Word for word, restate the records that follow.

*** Opening of Supplied data ***

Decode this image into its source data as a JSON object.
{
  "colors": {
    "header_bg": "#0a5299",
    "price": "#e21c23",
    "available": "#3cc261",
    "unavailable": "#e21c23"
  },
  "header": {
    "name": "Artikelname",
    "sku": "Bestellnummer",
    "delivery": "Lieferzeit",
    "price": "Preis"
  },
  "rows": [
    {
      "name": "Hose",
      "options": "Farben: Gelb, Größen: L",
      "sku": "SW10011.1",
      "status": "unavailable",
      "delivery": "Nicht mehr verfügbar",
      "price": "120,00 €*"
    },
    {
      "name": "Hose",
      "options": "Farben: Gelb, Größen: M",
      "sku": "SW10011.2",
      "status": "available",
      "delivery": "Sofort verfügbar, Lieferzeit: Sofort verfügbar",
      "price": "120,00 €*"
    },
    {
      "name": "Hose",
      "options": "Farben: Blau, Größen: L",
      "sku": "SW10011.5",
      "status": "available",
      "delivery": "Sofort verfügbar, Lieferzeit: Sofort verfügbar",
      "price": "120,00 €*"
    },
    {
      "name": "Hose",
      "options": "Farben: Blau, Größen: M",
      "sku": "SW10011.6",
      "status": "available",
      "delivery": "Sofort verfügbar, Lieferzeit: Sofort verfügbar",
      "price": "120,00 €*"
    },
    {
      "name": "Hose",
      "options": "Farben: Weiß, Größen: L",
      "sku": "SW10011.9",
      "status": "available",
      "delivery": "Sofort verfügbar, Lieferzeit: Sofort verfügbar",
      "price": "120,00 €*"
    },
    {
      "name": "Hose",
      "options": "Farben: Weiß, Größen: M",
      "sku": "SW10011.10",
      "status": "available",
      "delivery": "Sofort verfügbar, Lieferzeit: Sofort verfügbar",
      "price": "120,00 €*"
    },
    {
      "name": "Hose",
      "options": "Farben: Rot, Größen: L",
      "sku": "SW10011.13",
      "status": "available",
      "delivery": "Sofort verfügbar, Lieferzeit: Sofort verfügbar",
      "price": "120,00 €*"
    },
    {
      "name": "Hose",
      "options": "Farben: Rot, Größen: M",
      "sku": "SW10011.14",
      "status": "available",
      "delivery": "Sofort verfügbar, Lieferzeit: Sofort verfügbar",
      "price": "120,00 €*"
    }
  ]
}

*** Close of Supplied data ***

▶ **Result of the task**
Decode this image into its source data as a JSON object.
{
  "colors": {
    "header_bg": "#0a5299",
    "price": "#e21c23",
    "available": "#3cc261",
    "unavailable": "#e21c23"
  },
  "header": {
    "name": "Artikelname",
    "sku": "Bestellnummer",
    "delivery": "Lieferzeit",
    "price": "Preis"
  },
  "rows": [
    {
      "name": "Hose",
      "options": "Farben: Gelb, Größen: L",
      "sku": "SW10011.1",
      "status": "unavailable",
      "delivery": "Nicht mehr verfügbar",
      "price": "120,00 €*"
    },
    {
      "name": "Hose",
      "options": "Farben: Gelb, Größen: M",
      "sku": "SW10011.2",
      "status": "available",
      "delivery": "Sofort verfügbar, Lieferzeit: Sofort verfügbar",
      "price": "120,00 €*"
    },
    {
      "name": "Hose",
      "options": "Farben: Blau, Größen: L",
      "sku": "SW10011.5",
      "status": "available",
      "delivery": "Sofort verfügbar, Lieferzeit: Sofort verfügbar",
      "price": "120,00 €*"
    },
    {
      "name": "Hose",
      "options": "Farben: Blau, Größen: M",
      "sku": "SW10011.6",
      "status": "available",
      "delivery": "Sofort verfügbar, Lieferzeit: Sofort verfügbar",
      "price": "120,00 €*"
    },
    {
      "name": "Hose",
      "options": "Farben: Weiß, Größen: L",
      "sku": "SW10011.9",
      "status": "available",
      "delivery": "Sofort verfügbar, Lieferzeit: Sofort verfügbar",
      "price": "120,00 €*"
    },
    {
      "name": "Hose",
      "options": "Farben: Weiß, Größen: M",
      "sku": "SW10011.10",
      "status": "available",
      "delivery": "Sofort verfügbar, Lieferzeit: Sofort verfügbar",
      "price": "120,00 €*"
    },
    {
      "name": "Hose",
      "options": "Farben: Rot, Größen: L",
      "sku": "SW10011.13",
      "status": "available",
      "delivery": "Sofort verfügbar, Lieferzeit: Sofort verfügbar",
      "price": "120,00 €*"
    },
    {
      "name": "Hose",
      "options": "Farben: Rot, Größen: M",
      "sku": "SW10011.14",
      "status": "available",
      "delivery": "Sofort verfügbar, Lieferzeit: Sofort verfügbar",
      "price": "120,00 €*"
    }
  ]
}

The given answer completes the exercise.